Napa Valley Updates

Friday, September 08, 2006

 
Wall along the water


By KEVIN COURTNEY, Register Staff Writer


Friday, September 8, 2006 1:11 AM PDT
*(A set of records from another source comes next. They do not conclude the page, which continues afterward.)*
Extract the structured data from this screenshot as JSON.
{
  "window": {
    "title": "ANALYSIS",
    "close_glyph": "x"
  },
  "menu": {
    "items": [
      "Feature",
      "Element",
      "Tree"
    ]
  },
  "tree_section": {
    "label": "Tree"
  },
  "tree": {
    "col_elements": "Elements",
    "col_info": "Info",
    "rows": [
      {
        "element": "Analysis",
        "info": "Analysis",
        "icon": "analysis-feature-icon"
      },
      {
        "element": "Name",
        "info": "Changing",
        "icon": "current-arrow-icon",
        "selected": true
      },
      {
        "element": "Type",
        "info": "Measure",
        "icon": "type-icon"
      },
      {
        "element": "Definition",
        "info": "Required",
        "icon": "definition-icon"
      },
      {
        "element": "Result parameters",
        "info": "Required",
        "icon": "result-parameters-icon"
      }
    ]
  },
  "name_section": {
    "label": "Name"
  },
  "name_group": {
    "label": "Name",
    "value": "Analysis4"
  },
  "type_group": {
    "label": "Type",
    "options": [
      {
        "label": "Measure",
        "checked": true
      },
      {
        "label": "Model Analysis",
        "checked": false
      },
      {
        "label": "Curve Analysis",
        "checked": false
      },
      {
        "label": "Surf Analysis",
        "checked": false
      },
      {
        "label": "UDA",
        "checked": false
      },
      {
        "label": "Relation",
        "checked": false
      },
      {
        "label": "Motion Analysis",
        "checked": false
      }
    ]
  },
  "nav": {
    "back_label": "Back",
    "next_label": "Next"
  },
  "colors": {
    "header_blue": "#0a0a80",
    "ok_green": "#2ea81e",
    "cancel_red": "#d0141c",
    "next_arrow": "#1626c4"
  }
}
Funding uncertainty hangs over the completion of the downtown floodwall along Main Street, but one piece of good news has everyone smiling.A pedestrian trail at Napa Mill is being built where nearly everyone wanted it: on the river, not between commercial buildings.When citizens pushed for the elimination of the 100-foot gap last summer, the U.S. Army Corps of Engineers and the local flood control district argued that a last-minute redesign might delay construction and jack up costs.Because of a series of improbable developments, the redesign is saving the flood project money and did not cause any delays, officials say."It's a victory for the community," said Harry Price, the developer of Napa Mill, whose dogged questions about a gap in the river trail sparked community opposition to the flood district plan.The Corps of Engineers is building a 12-foot-wide trail that will wrap around Napa Mill, with seven feet cantilevered over the river. "It will be a real promenade," Price said during a tour last week. "It will be gorgeous."The redesign, which will result in a larger Riverbend Plaza, not a smaller one as the Corps of Engineers had proposed, came about after Price financed an engineering analysis of the federal plan.The study concluded that several million dollars could be saved by building a different kind of floodwall next to Napa General Store and Angele restaurant. This savings would pay for a cantilevered promenade that stays along the river's edge.In another surprise, Price's study found that the floodwall could be kept essentially where it is on the east side of Napa Mill. The corps had planned to push the wall back 25 feet, up against the rooms at the Napa River Inn.With the wall in either location, the river will convey the same amount of flood water, the study concluded. This is because the water speeds up when the channel is narrowed, to compensate for the reduced size of the channel."It's counterintuitive," Price said. "This is beyond our wildest dreams, too."Price praised the general contractor, R.L. Brosamer Inc., for entertaining a redesign. The corps double-checked the alternative design, concluding that it was correct. Speeded-up flows at the bend at Napa Mill will not endanger the eastern shoreline or properties down river, he said."It hasn't cost time or money," Heather Stanton, the local flood project manager, said of the reconfigured floodwall and promenade. "It's serendipitous.""We're going to end up with a far more beautiful project," said Bob Brosamer, owner of R.L. Brosamer. "You have to take your hat off to Harry Price. He had the vision. He funded the early engineering."Brosamer estimated that Price's design would save the corps $100,000. Under federal rules, the contractor and the federal government would split the savings.The possibility of this small savings on a portion of the Napa Mill flood wall is dwarfed by the flood project's larger financial problems. These concerns threaten to delay construction of the floodwall between Third and First streets, including the reconstruction of Veteran's Memorial Park, for yet another year.Brosamer was awarded a $19 million federal contract in August 2005, for the riverfront improvements from Napa Mill north to First. Work was to have finished this winter.Then Congress halted multi-year contracts, forcing the corps to freeze construction. Because of limited funds available in 2005-06, the Brosamer contract was broken into two parts.Only $10 million was available this fiscal year, ending Sept. 30, which turned out to be far too little to keep construction south of Third on schedule, Brosamer said.The cost for work south of Third is going to be closer to $15 million or $16 million, Brosamer said Thursday.With money running out, Brosamer delayed finishing the floodwall along the Channel Properties parcel, just south of Third, this summer. Money was shifted to more critical work -- the construction of a cofferdam around Napa Mill -- so work can continue there this winter in the new federal budget year.If the cofferdam -- a watertight enclosure to permit construction near the river -- can be finished by October and new federal funding comes through, crews can work all winter without further delays to the project south of Third, Brosamer said.If the total cost of the work south of Third ends up at $16 million, that would leave just $3 million in the original $19 million contract for construction north of Third. That won't be nearly enough.Greg Kukas, the Corps of Engineer's project manager, said his office has estimated that delays caused by new federal financing rules could increase project costs by as much as $5 million.Nothing will be known until negotiations with Brosamer are concluded, Kukas said. Brosamer's costs for staying on the job an extra year, plus higher costs for materials, have yet to be determined, he said.If there isn't enough money to complete the stretch from Third to First in 2007, it could bump to 2008.